LONDON   -  Having had a winning start to the tournament, both India and Australia will eye for early supremacy, as they take on each other in the 14th match of the ICC Men’s Cricket World Cup 2019 at The Oval.

Australia’s famed never-say-die spirit once again came to the fore, when they staged a remarkable comeback against West Indies at Trent Bridge on Thursday. Nathan Coulter-Nile, who had an ODI average of 12.83 before Thursday, stunned West Indies with a 60-ball 92 to lift Australia from the depths of 38/4, with Steve Smith and Alex Carey, too, making laudable contributions.

Then, Mitchell Starc - the Player of the Tournament in the 2015 edition - snuffed out a tough West Indies fightback during the chase to finish with five wickets and deliver a 15-run win. Now, Australia once again meet the opposition against whom they began their remarkable ODI turnaround earlier this year - India.
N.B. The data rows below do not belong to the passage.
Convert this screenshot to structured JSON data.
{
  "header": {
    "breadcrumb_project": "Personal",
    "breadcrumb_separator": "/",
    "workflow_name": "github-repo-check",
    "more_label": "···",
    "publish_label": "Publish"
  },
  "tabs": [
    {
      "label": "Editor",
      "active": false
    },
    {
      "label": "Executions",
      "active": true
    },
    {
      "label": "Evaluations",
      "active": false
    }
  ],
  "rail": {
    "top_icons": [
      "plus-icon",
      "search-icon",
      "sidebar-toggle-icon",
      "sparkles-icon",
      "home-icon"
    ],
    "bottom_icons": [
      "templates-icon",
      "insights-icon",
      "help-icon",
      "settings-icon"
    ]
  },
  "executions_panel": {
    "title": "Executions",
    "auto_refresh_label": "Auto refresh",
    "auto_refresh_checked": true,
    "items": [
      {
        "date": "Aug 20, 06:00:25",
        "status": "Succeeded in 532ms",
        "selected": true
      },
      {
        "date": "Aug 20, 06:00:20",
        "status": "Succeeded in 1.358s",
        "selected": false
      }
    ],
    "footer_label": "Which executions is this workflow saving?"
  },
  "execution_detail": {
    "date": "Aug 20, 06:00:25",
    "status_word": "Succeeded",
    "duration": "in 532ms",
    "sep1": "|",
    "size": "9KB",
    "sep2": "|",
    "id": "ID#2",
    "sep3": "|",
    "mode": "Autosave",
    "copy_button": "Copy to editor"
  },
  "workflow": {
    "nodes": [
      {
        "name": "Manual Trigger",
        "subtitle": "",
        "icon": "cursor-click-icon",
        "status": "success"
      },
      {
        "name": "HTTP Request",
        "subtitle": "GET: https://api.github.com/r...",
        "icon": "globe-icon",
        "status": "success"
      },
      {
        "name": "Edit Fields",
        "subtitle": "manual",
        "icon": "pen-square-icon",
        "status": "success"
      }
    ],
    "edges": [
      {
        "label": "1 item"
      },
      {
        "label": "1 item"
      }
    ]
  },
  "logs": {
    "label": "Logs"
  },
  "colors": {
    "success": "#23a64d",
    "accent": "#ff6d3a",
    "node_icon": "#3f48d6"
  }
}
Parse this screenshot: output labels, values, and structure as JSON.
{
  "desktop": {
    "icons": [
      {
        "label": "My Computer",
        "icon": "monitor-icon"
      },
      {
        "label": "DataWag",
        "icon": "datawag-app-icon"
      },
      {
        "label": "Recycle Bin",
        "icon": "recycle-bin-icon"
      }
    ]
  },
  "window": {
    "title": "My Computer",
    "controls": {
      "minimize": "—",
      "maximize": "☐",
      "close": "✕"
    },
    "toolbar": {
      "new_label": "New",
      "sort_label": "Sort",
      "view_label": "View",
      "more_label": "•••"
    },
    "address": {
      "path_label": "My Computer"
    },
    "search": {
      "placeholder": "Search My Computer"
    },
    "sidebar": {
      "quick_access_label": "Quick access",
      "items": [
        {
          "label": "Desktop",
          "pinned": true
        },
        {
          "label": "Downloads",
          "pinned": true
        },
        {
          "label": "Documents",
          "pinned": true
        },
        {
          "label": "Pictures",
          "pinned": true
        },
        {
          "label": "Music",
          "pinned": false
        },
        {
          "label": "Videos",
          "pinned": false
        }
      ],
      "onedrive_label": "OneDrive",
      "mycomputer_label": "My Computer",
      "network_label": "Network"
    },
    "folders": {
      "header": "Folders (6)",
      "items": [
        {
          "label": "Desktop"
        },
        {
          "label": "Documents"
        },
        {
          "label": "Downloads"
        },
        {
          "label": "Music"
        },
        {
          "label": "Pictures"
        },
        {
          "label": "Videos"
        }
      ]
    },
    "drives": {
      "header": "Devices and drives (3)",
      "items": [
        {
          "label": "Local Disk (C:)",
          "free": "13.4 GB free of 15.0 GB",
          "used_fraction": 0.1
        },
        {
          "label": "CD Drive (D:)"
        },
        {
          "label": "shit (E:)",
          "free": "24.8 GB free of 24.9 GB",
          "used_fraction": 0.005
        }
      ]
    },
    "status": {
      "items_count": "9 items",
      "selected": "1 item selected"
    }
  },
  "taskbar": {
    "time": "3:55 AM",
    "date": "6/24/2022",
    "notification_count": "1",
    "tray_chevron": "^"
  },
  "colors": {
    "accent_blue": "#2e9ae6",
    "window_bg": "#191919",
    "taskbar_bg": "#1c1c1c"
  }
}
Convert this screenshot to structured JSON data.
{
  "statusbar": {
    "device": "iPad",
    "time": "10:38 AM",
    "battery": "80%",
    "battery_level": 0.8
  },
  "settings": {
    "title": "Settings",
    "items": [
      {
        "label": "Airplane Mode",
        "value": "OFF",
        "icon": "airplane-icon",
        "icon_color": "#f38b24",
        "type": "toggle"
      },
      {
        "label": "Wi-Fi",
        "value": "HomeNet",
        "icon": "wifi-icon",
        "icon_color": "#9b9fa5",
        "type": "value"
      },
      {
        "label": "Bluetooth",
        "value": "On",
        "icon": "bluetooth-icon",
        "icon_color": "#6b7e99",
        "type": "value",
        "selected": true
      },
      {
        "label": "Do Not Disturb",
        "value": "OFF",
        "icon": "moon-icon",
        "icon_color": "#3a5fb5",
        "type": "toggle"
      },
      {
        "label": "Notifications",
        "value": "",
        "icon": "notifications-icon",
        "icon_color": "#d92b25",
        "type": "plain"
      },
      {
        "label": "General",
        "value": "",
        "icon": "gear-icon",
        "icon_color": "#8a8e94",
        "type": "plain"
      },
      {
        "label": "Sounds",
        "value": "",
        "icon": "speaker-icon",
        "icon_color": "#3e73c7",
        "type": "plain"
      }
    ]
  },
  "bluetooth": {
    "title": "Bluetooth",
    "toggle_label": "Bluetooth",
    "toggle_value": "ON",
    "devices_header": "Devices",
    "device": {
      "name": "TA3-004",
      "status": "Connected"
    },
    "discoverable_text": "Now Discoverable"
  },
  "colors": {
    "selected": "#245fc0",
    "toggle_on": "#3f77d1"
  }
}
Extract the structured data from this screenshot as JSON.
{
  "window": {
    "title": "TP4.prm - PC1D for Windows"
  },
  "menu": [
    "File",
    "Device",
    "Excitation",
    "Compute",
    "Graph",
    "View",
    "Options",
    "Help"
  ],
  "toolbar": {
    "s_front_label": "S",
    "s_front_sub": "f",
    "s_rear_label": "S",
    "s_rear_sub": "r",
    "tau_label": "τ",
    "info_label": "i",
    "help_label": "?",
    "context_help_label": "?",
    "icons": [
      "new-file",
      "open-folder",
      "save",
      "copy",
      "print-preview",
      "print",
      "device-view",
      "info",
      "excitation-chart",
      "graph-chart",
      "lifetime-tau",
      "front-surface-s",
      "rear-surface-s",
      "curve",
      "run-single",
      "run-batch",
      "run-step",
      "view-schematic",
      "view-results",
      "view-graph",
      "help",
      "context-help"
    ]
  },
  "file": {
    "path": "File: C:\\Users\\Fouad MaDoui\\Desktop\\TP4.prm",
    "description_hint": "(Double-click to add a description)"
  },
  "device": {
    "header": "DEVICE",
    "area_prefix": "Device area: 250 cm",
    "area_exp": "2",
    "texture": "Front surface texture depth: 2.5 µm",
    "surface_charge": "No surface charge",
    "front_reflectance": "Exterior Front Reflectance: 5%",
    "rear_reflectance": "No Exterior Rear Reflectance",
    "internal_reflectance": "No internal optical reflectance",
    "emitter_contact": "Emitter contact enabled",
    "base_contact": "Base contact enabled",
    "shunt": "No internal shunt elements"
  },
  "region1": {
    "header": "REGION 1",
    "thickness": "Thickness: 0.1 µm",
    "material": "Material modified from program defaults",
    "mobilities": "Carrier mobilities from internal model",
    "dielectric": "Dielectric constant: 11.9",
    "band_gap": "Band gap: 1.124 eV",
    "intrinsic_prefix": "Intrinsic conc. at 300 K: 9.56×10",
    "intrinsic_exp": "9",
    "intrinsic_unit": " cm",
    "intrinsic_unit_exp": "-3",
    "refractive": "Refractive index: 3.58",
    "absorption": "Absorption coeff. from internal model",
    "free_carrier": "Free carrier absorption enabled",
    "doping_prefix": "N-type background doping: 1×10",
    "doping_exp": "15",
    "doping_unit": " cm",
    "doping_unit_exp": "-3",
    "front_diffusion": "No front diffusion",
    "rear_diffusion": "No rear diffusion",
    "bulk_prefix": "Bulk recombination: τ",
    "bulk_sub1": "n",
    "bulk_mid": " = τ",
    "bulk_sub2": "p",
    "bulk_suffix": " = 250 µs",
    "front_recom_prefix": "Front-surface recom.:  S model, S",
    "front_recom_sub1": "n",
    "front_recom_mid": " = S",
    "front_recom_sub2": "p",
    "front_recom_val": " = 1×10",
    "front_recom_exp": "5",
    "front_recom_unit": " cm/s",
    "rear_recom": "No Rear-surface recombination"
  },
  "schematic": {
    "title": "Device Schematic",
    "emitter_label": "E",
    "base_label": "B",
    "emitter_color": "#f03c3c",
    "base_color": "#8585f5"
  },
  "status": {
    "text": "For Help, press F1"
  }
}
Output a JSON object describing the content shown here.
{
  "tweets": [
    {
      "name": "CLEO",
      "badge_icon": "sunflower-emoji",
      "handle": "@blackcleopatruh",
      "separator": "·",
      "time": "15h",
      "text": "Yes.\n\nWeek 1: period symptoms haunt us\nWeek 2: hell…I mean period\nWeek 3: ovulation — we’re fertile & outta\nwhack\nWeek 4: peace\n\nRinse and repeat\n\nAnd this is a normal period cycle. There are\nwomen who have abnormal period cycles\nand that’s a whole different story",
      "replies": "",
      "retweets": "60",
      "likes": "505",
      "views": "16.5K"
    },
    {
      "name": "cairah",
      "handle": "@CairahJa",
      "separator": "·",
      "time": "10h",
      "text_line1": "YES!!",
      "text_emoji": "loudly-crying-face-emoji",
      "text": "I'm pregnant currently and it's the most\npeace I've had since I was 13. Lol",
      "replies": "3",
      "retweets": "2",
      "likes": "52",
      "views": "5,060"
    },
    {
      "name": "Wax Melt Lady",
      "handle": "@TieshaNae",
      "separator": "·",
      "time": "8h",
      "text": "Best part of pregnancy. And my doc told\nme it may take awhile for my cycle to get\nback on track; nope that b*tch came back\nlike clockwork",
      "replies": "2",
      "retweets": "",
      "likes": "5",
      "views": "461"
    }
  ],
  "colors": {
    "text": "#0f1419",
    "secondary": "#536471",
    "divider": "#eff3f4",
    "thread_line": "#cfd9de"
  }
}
Their opponents are riding their own wave of confidence, having announced themselves with a convincing victory against South Africa on Wednesday. The spin duo of Kuldeep Yadav and Yuzvendra Chahal, who wiped out half the South African line-up between them, might once again be a decisive factor. While Rohit Sharma seemed back in touch with his gritty century, KL Rahul’s resistance during a tough period of play must be heartening for team management.

Shikhar Dhawan and Virat Kohli might’ve failed in their first outing, but their track record against Australia, and the current form of Starc and Cummins, surely builds up towards an exciting contest.

Having done very little of note since arriving in England, the Indian captain will be keen to show his might against the quality Australia’s attack. Kohli, the top-ranked batsman in the ICC ODI Rankings, has always produced his best against the five-time world champions, and will be raring to do so once again at the biggest stage.

Kohli’s equal in the opposition camp, Steve Smith was chiefly responsible for ending India’s World Cup campaign in the 2015 edition, when he made a century against them in the semi-final. The right-hander averages in excess of 50 against India, starkly ahead of his career average of 41.92. With his imperious wrist-work, Smith has his own way of countering spin bowling, and will be a key batsman for Australia in the middle overs.

A few isolated showers might be expected in the afternoon on an otherwise fine day with sunny spells throughout. Batting second has proved to be difficult at The Oval in this tournament so far, which makes the toss a crucial aspect. Dryness, and large square boundaries, might well bring the spinners into play.

Australia Aaron Finch plans to fire up his pace attack to put India under immediate pressure. “Having played India so much recently, we sometimes let Virat get off to a bit of a flier and let them get off the hook early,” said Finch.

“Once he gets into a rhythm he’s so hard to stop and you can’t afford to play catch up against great players and Rohit is the same. He’s so destructive when he starts to really put the pressure on you. You can’t afford to give them too much freedom but we can’t focus on just two players either, look at the rest of their batting line up. Those first ten or 15 balls it’s about making them take a risk and early wickets will be a real key.”

“Winning those last three games in India gave us some self-belief we can beat this side in their home conditions and that gives us real confidence coming into a game like this. It comes down to seizing the key moments. You have to believe you can beat them, because they are a world-class side with some all-time great players.”

“We’ve done our due diligence on every bowler but Bumrah’s obviously world class and he’s had a lot of success in the last 18 months,” added Finch. “All the guys are as well prepared mentally and tactically as they can be face everything we expect from them, they’ll be no surprises.